The West German parliament also didn’t know about this secret army, but the German security service had its leader on its payroll. In 1951, Schnez approached the Gehlen Organization, as German intelligence was known at the time, to offer the services of his organization.
The timing was impeccable. The Korean War was raging, and U.S. and European leaders worried that the conflict was a Soviet diversion to draw off U.S. forces while the Soviets invaded Western Europe.
In a disturbing reminder of where the members of the secret army learned their trade, they spied on leftist West German politicians. Had West Germany gone to war with the Soviets, one wonders what would have happened to anybody the secret army deemed insufficiently anti-communist.
But how would this army have fared against a Soviet invasion?
Probably not well. The massive Soviet tank armies sweeping west to the Ruhr—or the English Channel—might just possibly have been contained by threadbare NATO forces, or more likely the threat of American nukes.
Tens of thousands of aging, poorly armed SS veterans might have been a nuisance to Soviet supply lines, but no more. Considering Soviet memories of German atrocities, one suspects that an insurgency led by ex-Nazis would have been dealt with swiftly and mercilessly.

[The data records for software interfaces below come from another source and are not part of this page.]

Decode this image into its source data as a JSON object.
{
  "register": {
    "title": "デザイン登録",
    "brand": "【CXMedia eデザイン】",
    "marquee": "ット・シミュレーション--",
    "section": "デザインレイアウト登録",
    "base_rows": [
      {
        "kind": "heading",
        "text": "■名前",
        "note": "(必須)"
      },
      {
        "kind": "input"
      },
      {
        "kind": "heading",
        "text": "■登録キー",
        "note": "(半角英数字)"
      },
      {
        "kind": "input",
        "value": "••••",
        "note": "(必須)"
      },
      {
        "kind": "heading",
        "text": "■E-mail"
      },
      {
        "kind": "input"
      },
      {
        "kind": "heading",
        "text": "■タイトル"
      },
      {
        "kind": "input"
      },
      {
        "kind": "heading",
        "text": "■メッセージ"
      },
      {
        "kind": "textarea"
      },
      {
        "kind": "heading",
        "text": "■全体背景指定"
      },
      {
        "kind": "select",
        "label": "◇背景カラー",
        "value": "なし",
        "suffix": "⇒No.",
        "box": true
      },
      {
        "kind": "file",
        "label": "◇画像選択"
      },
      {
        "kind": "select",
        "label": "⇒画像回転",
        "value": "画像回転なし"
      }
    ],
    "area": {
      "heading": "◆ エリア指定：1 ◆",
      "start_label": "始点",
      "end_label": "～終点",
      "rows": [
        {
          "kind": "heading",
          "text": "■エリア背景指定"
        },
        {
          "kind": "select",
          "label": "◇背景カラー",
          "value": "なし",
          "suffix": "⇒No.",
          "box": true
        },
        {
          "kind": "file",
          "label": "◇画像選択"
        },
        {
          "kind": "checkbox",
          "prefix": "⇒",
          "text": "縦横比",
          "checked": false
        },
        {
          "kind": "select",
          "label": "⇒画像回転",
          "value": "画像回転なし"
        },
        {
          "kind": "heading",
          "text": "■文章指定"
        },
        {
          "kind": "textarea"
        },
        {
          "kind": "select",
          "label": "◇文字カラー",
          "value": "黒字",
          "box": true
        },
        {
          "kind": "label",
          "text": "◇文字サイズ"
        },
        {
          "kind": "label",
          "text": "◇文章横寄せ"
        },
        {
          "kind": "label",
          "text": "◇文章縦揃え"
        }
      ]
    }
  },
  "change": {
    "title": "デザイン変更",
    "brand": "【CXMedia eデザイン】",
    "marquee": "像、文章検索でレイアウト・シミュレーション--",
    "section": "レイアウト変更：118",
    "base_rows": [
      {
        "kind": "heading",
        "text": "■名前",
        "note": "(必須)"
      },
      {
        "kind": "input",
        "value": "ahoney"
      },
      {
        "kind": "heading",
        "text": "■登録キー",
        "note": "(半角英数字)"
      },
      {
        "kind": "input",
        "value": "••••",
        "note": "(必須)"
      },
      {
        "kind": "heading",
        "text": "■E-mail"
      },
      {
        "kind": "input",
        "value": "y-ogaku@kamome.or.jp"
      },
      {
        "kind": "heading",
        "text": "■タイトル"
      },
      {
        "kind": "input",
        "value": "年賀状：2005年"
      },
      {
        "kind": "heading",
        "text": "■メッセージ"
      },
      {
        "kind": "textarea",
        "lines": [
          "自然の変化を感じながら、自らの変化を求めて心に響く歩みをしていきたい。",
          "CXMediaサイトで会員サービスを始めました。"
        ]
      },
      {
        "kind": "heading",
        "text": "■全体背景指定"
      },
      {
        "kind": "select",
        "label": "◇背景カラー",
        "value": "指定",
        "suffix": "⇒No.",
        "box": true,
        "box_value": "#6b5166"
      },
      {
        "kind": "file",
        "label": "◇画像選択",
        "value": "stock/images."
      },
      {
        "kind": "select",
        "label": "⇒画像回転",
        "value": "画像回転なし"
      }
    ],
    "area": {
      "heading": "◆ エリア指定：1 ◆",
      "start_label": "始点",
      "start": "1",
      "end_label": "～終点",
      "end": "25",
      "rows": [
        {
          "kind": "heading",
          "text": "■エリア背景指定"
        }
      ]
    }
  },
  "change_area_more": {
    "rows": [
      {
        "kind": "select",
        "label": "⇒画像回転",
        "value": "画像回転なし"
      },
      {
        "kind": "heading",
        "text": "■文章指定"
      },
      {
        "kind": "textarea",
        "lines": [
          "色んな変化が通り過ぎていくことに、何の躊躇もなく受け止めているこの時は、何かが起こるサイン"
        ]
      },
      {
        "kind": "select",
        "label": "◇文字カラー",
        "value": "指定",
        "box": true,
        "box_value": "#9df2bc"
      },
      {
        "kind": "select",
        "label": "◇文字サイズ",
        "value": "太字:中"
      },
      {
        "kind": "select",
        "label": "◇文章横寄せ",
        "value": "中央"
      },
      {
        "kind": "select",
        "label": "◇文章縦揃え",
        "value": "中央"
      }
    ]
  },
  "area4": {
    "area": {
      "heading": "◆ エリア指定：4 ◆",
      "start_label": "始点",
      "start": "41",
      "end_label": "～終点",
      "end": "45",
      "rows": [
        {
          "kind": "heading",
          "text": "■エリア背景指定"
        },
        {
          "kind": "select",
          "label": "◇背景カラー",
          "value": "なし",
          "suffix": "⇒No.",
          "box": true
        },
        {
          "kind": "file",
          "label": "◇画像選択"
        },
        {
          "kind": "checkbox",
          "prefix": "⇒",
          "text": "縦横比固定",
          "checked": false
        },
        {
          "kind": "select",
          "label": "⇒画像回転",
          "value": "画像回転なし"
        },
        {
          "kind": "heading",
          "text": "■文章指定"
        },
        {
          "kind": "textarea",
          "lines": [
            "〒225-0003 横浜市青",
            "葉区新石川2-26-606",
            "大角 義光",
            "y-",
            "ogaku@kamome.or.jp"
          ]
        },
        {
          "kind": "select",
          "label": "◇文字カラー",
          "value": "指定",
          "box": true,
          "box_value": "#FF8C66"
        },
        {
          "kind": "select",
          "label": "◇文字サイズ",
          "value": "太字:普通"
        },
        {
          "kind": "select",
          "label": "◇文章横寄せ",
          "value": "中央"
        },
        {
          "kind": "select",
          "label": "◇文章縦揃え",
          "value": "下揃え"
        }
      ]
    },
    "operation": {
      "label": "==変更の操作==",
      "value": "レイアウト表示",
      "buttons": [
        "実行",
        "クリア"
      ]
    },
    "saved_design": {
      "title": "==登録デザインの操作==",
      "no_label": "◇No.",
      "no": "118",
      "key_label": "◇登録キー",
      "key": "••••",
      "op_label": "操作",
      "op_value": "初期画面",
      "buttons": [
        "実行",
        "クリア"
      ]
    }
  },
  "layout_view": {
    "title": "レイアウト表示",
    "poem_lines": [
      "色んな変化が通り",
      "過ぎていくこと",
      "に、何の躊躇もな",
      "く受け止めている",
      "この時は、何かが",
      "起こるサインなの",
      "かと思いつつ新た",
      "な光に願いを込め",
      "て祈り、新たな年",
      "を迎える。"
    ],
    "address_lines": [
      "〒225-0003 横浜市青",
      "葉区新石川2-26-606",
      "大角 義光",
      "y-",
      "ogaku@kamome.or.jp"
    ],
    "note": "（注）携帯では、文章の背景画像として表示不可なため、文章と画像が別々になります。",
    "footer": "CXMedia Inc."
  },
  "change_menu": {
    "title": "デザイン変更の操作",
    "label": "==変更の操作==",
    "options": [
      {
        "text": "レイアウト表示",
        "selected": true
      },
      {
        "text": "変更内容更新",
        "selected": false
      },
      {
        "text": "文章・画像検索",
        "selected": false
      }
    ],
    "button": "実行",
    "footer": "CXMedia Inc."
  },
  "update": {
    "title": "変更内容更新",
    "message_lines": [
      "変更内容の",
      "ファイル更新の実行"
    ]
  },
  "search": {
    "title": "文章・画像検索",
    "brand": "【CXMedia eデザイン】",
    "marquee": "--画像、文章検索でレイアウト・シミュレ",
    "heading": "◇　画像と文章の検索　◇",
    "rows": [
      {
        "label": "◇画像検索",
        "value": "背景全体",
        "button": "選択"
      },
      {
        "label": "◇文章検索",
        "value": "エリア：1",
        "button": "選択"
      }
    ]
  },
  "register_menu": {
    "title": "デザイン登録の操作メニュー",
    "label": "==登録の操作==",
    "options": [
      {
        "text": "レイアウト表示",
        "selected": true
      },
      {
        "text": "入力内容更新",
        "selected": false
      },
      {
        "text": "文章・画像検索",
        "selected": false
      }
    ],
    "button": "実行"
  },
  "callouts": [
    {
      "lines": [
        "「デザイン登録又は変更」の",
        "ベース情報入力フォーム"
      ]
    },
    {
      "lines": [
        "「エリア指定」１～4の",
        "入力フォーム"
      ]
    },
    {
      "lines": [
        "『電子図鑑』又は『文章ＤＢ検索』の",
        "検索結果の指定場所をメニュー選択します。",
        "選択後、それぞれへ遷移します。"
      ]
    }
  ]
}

It’s also remembering that Hitler had the same idea. With Allied and Soviet armies remorselessly closing in on Germany from west and east in 1944 and ’45, Hitler had an inspiration. The German people would rise up as guerrillas against the occupiers as they advanced into German territory.
The “Werewolves” were supposed to strike terror in the hearts of Germany’s enemies. Indeed, the Allies feared a Nazi guerrilla war. Instead, the Werewolves merely proved that after six years of war, the German people were tired, hungry and bombed out.
They just wanted the war to end, even in defeat.
Perhaps the secret army would have discovered that the German people preferred being Red to being dead.
This first appeared in WarIsBoring here.
This article is being republished due to reader interest.